I have zero regrets about the transition and wish I’d done it sooner. It’s all so freeing and empowering. In fact, I experienced a bit of a personality change when I did the big chop. It’s hard to explain the psychology of it, but honestly, chopping my hair into a pixie gave me an attitude of – for lack of a better term – baddassery.
When I came out of Salon Verve after getting the chop, I immediately wanted to get a tattoo and a Harley. I’m like, bring it, world! I haven’t gotten either yet, but anything could happen!
A few other changes:
1. I stand up for myself, my friends and my family. Sure, I’ll always have my Midwestern politeness (don’t worry, Mom), but I’m no longer the meek person I once was, and I will no longer stand by and watch someone be a jerk towards me or the people I love. Rest assured, if you’re being stupid towards me or my friends and family, you’re about to get your rear handed to you, and I’ll have fun doing it.
2. I have newfound confidence. When you’re self-employed, you have to have some level of confidence just to get up every day. But that got ramped up big-time with the chop. For example, when our Jeep broke down in May for the umpteenth time, I went out and bought a car – something the old me never would have done (As it turns out, I bought the car, the day after my chop).
Even though my credit score is downright pathetic (thanks to medical bills, months at U of M Hospital in Ann Arbor, new furnace last winter, new computer last fall, yada yada), I went into Serra Subaru to see if they could do anything for me. Turns out they could, and I bought myself a 2010 Subaru Forester – all on my own! (Though before I signed on the dotted line, I did drive out and have Tim take it for a drive, to make sure there was nothing horribly wrong with it. For the record, he wasn’t onboard with the idea at first, but I think he’s come around, especially when I negotiated a warranty and some other things into the deal.)
Here I am with my awesome Serra sales guy, Jeff Somes.
3. I not only go out of my comfort zone, I practically live there. There are tons of examples of this since chopping the hair off in May (forthcoming in other stories), but one of the biggest happened at my 40th class reunion last week. I was assigned to take pictures, and about an hour into the reunion, I had a lightbulb moment about getting a group photo. Yes, we managed to herd all 200+ of us to one side of the room. Here’s the proof:
4. I wear sleeveless tops. This might not seem like such a big deal, but I’ve always been reluctant to show my Amazon farmgirl arms. Now I just don’t care. In fact, I even wore one to my class reunion (that’s me in the middle of the front row above). So there.
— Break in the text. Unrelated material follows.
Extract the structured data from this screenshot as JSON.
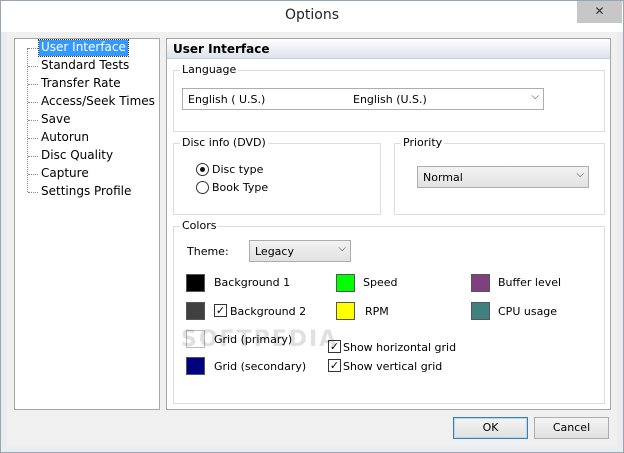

And I can also heft a bail of hay onto a truck.
5. I wear earrings again. I went years without wearing them – partly because you couldn’t see them with my longer hair, but also because I just lost interest in wearing them. So I dug out all my cool hippie earrings and have been wearing them again. Also got some cool shades from Costco that make me feel like a million bucks (see photo on the right in collage above).
This whole hair journey has me pondering WHY we color our hair. I mean, who makes up these dumb rules anyway? Why are we not allowed to be who we are as we get older? And isn’t getting older the objective here? Shouldn’t we be proud of getting older every day? Why must we try and look younger?
And speaking of which, in case I WAS worried about looking older (I’m not), people say my new hair actually makes me look younger. Who would have thought?!
I guess this is all to say that if you’re sick of coloring your hair and are ready to make the switch, you just go right ahead and do it. I will cheer you on and hold your hand. Don’t worry about what other people think. In fact, don’t worry about anything. Just be you.
And if you need a great stylist who will help you work through the process, both in styling and emotionally, call Kelly Watrous at Salon Verve, (231) 932-8378, and follow her on Facebook here, where she posts great photos of her lovely cuts and styles.
She will go on that journey with you. Thank you, Kelly, for helping me be me.